▶ [Task item] All the data must be output exactly as given.

__________

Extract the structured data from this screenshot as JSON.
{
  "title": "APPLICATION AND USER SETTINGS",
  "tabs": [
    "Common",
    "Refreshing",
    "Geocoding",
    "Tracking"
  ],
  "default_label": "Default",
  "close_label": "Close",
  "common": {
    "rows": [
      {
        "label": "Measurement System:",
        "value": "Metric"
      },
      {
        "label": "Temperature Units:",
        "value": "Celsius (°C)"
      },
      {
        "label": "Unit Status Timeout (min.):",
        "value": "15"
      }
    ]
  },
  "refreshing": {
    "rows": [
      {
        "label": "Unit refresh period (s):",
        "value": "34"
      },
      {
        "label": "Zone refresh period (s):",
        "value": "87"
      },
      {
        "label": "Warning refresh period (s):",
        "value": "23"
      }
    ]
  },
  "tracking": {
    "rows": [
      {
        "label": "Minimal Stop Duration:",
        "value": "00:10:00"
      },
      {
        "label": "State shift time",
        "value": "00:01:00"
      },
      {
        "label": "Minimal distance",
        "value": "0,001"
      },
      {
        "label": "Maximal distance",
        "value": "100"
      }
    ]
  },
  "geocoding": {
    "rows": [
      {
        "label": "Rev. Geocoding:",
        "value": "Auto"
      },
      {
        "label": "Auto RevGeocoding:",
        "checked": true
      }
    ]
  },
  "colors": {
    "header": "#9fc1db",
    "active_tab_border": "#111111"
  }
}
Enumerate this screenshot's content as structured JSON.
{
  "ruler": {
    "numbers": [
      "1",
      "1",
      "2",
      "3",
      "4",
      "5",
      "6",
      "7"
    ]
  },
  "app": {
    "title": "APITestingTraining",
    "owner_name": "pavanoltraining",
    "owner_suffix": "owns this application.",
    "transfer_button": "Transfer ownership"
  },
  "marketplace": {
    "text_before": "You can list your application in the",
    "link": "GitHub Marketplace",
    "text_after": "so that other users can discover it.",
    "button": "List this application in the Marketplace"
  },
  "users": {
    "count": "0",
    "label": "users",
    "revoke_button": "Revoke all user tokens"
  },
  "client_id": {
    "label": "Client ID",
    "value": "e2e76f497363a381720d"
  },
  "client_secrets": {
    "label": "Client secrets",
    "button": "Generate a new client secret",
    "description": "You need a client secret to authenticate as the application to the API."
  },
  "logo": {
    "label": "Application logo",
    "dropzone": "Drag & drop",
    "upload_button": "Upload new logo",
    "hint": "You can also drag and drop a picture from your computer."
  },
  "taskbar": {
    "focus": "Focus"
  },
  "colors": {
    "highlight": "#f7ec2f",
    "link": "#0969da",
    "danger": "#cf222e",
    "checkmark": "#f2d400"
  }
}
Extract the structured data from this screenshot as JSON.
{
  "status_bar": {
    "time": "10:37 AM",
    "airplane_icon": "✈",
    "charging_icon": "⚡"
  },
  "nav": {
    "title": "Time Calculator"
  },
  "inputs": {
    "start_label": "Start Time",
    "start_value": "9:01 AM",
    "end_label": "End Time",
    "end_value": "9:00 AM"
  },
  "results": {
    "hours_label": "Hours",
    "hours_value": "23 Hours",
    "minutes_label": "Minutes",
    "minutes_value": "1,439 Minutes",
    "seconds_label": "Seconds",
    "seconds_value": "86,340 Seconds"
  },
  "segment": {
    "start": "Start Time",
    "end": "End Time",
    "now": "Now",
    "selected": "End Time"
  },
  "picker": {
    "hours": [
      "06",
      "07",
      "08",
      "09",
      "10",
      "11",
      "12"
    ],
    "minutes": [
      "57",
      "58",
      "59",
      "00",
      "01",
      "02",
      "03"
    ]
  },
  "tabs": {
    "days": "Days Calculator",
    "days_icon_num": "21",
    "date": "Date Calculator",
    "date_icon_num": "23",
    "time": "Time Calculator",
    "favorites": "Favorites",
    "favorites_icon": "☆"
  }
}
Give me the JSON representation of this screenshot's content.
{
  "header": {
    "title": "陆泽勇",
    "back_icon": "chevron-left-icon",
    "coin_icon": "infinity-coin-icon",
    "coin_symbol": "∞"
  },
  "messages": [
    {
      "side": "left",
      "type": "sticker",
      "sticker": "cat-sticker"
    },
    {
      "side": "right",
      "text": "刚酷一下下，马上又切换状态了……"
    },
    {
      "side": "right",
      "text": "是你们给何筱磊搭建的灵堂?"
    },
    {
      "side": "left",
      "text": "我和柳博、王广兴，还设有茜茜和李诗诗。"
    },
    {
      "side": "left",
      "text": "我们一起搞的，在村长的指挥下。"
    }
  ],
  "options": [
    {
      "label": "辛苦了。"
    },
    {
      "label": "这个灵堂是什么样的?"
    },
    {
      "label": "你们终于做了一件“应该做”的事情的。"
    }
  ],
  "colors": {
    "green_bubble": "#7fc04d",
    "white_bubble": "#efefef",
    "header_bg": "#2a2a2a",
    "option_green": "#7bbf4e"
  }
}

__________

▶ [Answer below]
Extract the structured data from this screenshot as JSON.
{
  "title": "APPLICATION AND USER SETTINGS",
  "tabs": [
    "Common",
    "Refreshing",
    "Geocoding",
    "Tracking"
  ],
  "default_label": "Default",
  "close_label": "Close",
  "common": {
    "rows": [
      {
        "label": "Measurement System:",
        "value": "Metric"
      },
      {
        "label": "Temperature Units:",
        "value": "Celsius (°C)"
      },
      {
        "label": "Unit Status Timeout (min.):",
        "value": "15"
      }
    ]
  },
  "refreshing": {
    "rows": [
      {
        "label": "Unit refresh period (s):",
        "value": "34"
      },
      {
        "label": "Zone refresh period (s):",
        "value": "87"
      },
      {
        "label": "Warning refresh period (s):",
        "value": "23"
      }
    ]
  },
  "tracking": {
    "rows": [
      {
        "label": "Minimal Stop Duration:",
        "value": "00:10:00"
      },
      {
        "label": "State shift time",
        "value": "00:01:00"
      },
      {
        "label": "Minimal distance",
        "value": "0,001"
      },
      {
        "label": "Maximal distance",
        "value": "100"
      }
    ]
  },
  "geocoding": {
    "rows": [
      {
        "label": "Rev. Geocoding:",
        "value": "Auto"
      },
      {
        "label": "Auto RevGeocoding:",
        "checked": true
      }
    ]
  },
  "colors": {
    "header": "#9fc1db",
    "active_tab_border": "#111111"
  }
}
Enumerate this screenshot's content as structured JSON.
{
  "ruler": {
    "numbers": [
      "1",
      "1",
      "2",
      "3",
      "4",
      "5",
      "6",
      "7"
    ]
  },
  "app": {
    "title": "APITestingTraining",
    "owner_name": "pavanoltraining",
    "owner_suffix": "owns this application.",
    "transfer_button": "Transfer ownership"
  },
  "marketplace": {
    "text_before": "You can list your application in the",
    "link": "GitHub Marketplace",
    "text_after": "so that other users can discover it.",
    "button": "List this application in the Marketplace"
  },
  "users": {
    "count": "0",
    "label": "users",
    "revoke_button": "Revoke all user tokens"
  },
  "client_id": {
    "label": "Client ID",
    "value": "e2e76f497363a381720d"
  },
  "client_secrets": {
    "label": "Client secrets",
    "button": "Generate a new client secret",
    "description": "You need a client secret to authenticate as the application to the API."
  },
  "logo": {
    "label": "Application logo",
    "dropzone": "Drag & drop",
    "upload_button": "Upload new logo",
    "hint": "You can also drag and drop a picture from your computer."
  },
  "taskbar": {
    "focus": "Focus"
  },
  "colors": {
    "highlight": "#f7ec2f",
    "link": "#0969da",
    "danger": "#cf222e",
    "checkmark": "#f2d400"
  }
}
Extract the structured data from this screenshot as JSON.
{
  "status_bar": {
    "time": "10:37 AM",
    "airplane_icon": "✈",
    "charging_icon": "⚡"
  },
  "nav": {
    "title": "Time Calculator"
  },
  "inputs": {
    "start_label": "Start Time",
    "start_value": "9:01 AM",
    "end_label": "End Time",
    "end_value": "9:00 AM"
  },
  "results": {
    "hours_label": "Hours",
    "hours_value": "23 Hours",
    "minutes_label": "Minutes",
    "minutes_value": "1,439 Minutes",
    "seconds_label": "Seconds",
    "seconds_value": "86,340 Seconds"
  },
  "segment": {
    "start": "Start Time",
    "end": "End Time",
    "now": "Now",
    "selected": "End Time"
  },
  "picker": {
    "hours": [
      "06",
      "07",
      "08",
      "09",
      "10",
      "11",
      "12"
    ],
    "minutes": [
      "57",
      "58",
      "59",
      "00",
      "01",
      "02",
      "03"
    ]
  },
  "tabs": {
    "days": "Days Calculator",
    "days_icon_num": "21",
    "date": "Date Calculator",
    "date_icon_num": "23",
    "time": "Time Calculator",
    "favorites": "Favorites",
    "favorites_icon": "☆"
  }
}
Give me the JSON representation of this screenshot's content.
{
  "header": {
    "title": "陆泽勇",
    "back_icon": "chevron-left-icon",
    "coin_icon": "infinity-coin-icon",
    "coin_symbol": "∞"
  },
  "messages": [
    {
      "side": "left",
      "type": "sticker",
      "sticker": "cat-sticker"
    },
    {
      "side": "right",
      "text": "刚酷一下下，马上又切换状态了……"
    },
    {
      "side": "right",
      "text": "是你们给何筱磊搭建的灵堂?"
    },
    {
      "side": "left",
      "text": "我和柳博、王广兴，还设有茜茜和李诗诗。"
    },
    {
      "side": "left",
      "text": "我们一起搞的，在村长的指挥下。"
    }
  ],
  "options": [
    {
      "label": "辛苦了。"
    },
    {
      "label": "这个灵堂是什么样的?"
    },
    {
      "label": "你们终于做了一件“应该做”的事情的。"
    }
  ],
  "colors": {
    "green_bubble": "#7fc04d",
    "white_bubble": "#efefef",
    "header_bg": "#2a2a2a",
    "option_green": "#7bbf4e"
  }
}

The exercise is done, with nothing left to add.